Accountant in MacSharry-related case to appeal against €2.4m award of damages against him
AN accountant is to appeal against a €2.4m award of damages made against him after a judge found he deliberately deceived three brothers concerning a controversial land deal in Co Sligo.
Kenneth McMoreland has claimed former EU Commissioner Ray MacSharry, his sons Ray and Marc have a liability in relation to the damages but the hearing of his claims against them has been deferred pending the outcome of his Supreme Court appeal.
Mr Justice Peter Kelly, noting today it could take more than three years for Mr McMoreland's appeal to come before the Supreme Court, said the claims against the other third parties would have to be deferred until the appeal was determined.
In those circumstances, the judge said he was removing the case from the Commercial Court - which fast-tracks business disputes. The judge said the case would, following the Supreme Court appeal, have to proceed in the High Court non-jury list.
In the High Court earlier this year, Mr Justice Sean Ryan made an order requiring Mr McMoreland to pay €2.4m, interest and costs to brothers Arthur, Kieran and John Grady and their company TJ Grady Ltd after finding he deliberately deceived them in relation to matters concerning the 2006 sale of the Saehan site in Sligo. A stay was later applied to that order.
Mr Justice Ryan also made an order setting aside the investment deal entered into by the Gradys's company on September 11th 2006. A further order required Mr McMoreland to indemnify the Gradys against any claim by Allied Irish Banks arising from their investment.
The judge noted an agreement had been reached between the plaintiffs and the Sligo accountancy firm, Gilroy Gannon, whom the Gradys had also successfully sued over the deal.
In his third party claims, Mr McMoreland, Mailcoach Road, Sligo, has alleged Mr MacSharry and others approved a sale and sub-sale arrangement for the former Saehan site in Sligo which was not disclosed to the Gradys when they invested in the deal.
Mr McMoreland is seeking a contribution from the third parties over the €2.4m losses which Mr Justice Ryan found were suffered by the Gradys' arising from dealings relating to the Saehan site purchased in
2006 by Foresthaze Developments Ltd, of which Mr MacSharry Senior was chairman.
Mr McMoreland previously secured orders joining the three MacSharry's and four others as third parties to proceedings brought against him and others over the deal.

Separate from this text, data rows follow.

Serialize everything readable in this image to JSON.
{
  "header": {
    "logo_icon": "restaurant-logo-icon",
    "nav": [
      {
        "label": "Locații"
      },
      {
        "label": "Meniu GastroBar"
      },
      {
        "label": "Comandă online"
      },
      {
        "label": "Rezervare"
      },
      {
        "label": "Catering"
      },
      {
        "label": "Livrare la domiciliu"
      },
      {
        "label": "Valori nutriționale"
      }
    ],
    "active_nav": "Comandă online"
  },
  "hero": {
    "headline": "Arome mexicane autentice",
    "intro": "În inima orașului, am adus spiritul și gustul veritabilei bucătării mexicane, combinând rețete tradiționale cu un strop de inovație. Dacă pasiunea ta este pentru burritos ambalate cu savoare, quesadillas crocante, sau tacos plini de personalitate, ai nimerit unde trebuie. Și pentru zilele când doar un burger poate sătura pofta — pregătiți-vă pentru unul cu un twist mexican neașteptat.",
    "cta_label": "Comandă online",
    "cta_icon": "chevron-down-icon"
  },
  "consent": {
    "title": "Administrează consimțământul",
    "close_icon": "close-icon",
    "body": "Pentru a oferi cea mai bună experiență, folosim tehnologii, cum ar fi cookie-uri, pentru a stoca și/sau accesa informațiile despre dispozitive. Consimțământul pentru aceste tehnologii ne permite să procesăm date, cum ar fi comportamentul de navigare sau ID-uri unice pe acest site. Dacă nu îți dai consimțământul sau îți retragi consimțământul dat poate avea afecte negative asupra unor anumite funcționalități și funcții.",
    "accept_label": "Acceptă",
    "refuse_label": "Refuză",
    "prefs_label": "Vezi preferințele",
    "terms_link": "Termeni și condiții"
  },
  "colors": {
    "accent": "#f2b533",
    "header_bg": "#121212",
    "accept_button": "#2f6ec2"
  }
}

The four others are Gerard Healy c/o Kevinsfort Ltd, Castle Street, Sligo; Damien Torsney, Merrion Road, Ballsbridge, Dublin 4; and Edward Donaghy and Jacqueline Donaghy, Castletown, Drumcliffe, Co Sligo.
In January last, Mr Justice Ryan found the Gradys suffered losses because Mr McMoreland deliberately deceived them concerning the purchase, involving a secret sub-sale arrangement, of the Seahan site by Foresthaze.
He ruled Mr McMoreland, acting in the ordinary course of business and with the authority of his partners in Gilroy Gannon, induced the Grady brothers by deliberate fraudulent representations to invest €2.4m in Foresthaze Developments Ltd to buy the Saehan site in 2006.
The original promoters/investors of the purchase were also privy to the secret sub-sale arrangement and, for a time, had "a clear expectation" they would get a portion of the net €1.2m gain, he found.
He found Gilroy Gannon knew about the Foresthaze project and the other partners were liable in permitting Mr McMoreland's duality of roles in promoting Foresthaze and advising and misinforming the Gradys as the firm's clients.
The result of the fraud was also to enrich the other investors unjustly because the overpayment by the Gradys was brought back into Foresthaze via "phoney" loans from the various investors, he found.